Today the Supreme Court announced their decision in a case involving the voting rights act (Shelby County v. Holder). It did not void the act, nor did it rule that discrimination no longer exists.
The opinion written by Chief Justice John Roberts, said the 2006 reauthorization is an unfair burden on states because Congress has never revised the original formula for determining which states must gain preclearance. Preclearance refers to changes in a states voting laws that must be pre-cleared by the DOJ. The formula refers to which counties/states have a record of discrimination and have to pre-clear any changes to their laws.
In his opinion striking down the formula that covers nine states, mostly in the South, the chief justice chided Congress countless times. Over and over again, he cites his own ruling in the 2009 voting-rights case, where he all but told Congress: Fix this or we’re going to do it for you.
“We expressed our broader concerns about the constitutionality of the Act. Congress could have updated the coverage formula at that time, but did not do so, its failure to act leaves us today with no choice.”
The court didn’t say preclearance its unconstitutional, what the court said is the formula used for preclearance is 50-years old. They need to revise the formula based on present situation. Roberts wrote in the majority opinion:
“Our country has changed, and while any racial discrimination in voting is too much, Congress must ensure that the legislation it passes to remedy that problem speaks to current conditions,”
But if you listen to the left one would think the court made it a requirement for everyone in the country to join the KKK:
Take a look at some of these headlines/Tweets/Comments:
Excuse me, but which Supreme Court decision are they talking about? These progressives are bitterly clinging to an outdated formula and is based on society in 1965.
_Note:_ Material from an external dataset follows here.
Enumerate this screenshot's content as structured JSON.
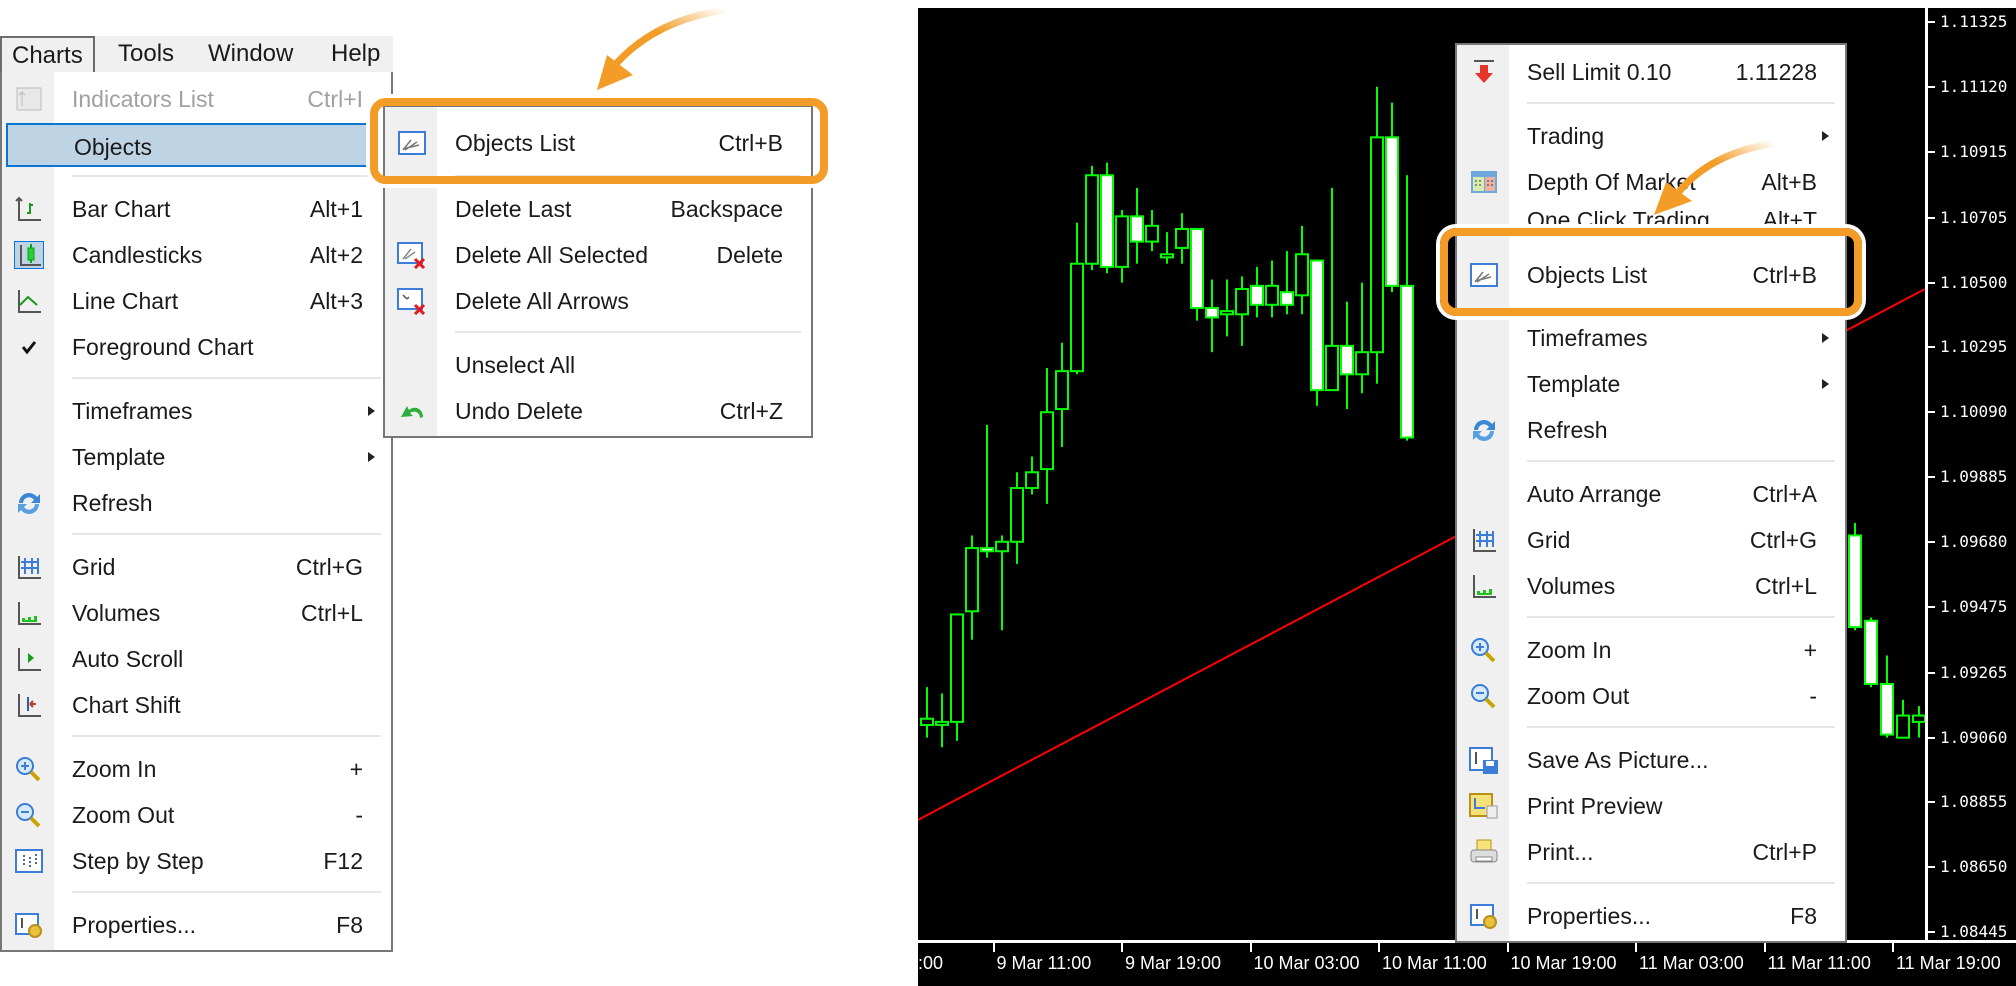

Those who stated the criticism above certainly didn’t understand the decision itself, and that discrimination is illegal. All the decision did was tell the Congress to fix the law based on present day conditions, four years after the court warned Congress that it needed fixing